### REQUIREMENT
Review the material and extract every line in which the word "device" occurs.
---------- MATERIAL FOR THIS TASK ----------
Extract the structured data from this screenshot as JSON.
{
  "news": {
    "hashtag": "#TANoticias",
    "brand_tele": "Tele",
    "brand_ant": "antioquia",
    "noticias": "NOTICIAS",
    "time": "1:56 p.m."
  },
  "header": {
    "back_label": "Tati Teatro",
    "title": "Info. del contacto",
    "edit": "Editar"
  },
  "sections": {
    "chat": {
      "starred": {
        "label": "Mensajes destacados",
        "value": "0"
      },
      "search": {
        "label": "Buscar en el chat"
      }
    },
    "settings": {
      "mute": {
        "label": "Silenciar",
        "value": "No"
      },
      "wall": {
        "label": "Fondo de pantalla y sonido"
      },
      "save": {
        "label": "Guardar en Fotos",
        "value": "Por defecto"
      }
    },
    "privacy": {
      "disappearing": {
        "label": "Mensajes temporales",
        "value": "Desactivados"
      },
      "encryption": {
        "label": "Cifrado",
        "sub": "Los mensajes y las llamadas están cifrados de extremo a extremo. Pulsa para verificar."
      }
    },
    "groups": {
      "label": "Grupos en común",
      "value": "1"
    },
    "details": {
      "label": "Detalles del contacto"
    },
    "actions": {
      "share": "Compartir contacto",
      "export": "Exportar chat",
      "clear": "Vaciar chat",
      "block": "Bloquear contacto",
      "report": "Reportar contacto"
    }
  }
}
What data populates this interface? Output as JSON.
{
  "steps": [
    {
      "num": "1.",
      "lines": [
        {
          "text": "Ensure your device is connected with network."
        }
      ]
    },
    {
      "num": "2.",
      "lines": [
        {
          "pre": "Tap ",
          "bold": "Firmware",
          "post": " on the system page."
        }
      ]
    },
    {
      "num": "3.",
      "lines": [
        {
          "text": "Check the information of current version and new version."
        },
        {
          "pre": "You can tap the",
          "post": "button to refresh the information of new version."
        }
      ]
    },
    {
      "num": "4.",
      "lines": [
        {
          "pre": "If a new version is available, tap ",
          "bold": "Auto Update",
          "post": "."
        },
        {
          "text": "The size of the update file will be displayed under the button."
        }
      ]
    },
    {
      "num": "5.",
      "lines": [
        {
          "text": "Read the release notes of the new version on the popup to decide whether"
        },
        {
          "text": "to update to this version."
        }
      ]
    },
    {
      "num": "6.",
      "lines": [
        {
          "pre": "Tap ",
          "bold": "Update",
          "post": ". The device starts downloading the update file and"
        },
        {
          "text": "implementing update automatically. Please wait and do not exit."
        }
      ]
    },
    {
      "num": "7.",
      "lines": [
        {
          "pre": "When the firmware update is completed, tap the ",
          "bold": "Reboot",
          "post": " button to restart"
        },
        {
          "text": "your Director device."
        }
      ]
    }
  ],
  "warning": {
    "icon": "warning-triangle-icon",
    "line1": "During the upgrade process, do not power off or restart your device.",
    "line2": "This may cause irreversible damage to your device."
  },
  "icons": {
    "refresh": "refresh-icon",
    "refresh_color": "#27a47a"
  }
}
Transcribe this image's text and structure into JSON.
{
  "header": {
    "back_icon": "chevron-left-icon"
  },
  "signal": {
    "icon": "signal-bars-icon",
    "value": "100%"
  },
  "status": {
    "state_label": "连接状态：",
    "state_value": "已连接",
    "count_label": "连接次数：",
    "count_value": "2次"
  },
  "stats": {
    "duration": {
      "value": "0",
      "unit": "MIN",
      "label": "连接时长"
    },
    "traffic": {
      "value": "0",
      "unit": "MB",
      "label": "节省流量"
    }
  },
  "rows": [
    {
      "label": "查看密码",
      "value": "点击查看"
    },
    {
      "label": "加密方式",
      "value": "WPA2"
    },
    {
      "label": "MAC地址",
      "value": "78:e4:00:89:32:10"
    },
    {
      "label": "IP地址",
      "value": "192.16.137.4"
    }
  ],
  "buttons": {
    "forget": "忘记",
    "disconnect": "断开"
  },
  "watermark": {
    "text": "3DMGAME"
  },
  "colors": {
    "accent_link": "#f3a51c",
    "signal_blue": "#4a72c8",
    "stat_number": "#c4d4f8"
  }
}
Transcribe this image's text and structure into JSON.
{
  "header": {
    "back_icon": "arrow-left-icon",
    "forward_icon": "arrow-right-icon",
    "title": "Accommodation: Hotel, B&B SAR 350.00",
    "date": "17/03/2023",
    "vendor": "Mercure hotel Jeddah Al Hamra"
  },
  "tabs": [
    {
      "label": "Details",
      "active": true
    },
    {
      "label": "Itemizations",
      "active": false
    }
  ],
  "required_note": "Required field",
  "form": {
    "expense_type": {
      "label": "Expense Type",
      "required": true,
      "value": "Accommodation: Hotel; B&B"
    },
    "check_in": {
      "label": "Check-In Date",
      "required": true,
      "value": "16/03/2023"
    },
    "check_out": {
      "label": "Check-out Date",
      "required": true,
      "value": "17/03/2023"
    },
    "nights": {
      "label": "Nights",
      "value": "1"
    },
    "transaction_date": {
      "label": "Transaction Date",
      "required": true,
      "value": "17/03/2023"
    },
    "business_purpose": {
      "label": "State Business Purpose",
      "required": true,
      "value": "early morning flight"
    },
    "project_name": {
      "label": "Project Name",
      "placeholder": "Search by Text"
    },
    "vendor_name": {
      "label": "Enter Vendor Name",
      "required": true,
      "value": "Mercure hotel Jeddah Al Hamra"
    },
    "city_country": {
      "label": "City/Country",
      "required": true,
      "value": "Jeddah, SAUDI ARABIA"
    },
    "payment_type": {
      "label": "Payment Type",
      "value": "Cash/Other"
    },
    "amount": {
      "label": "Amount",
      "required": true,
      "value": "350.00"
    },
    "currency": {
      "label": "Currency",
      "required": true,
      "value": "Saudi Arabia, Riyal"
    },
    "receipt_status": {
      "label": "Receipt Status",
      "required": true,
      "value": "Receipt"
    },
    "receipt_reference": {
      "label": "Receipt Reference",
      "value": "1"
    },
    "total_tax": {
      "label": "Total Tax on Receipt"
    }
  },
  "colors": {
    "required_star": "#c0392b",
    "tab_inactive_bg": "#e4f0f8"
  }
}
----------
### TASK RESPONSE
          "text": "Ensure your device is connected with network."
          "post": ". The device starts downloading the update file and"
          "text": "your Director device."
    "line1": "During the upgrade process, do not power off or restart your device.",
    "line2": "This may cause irreversible damage to your device."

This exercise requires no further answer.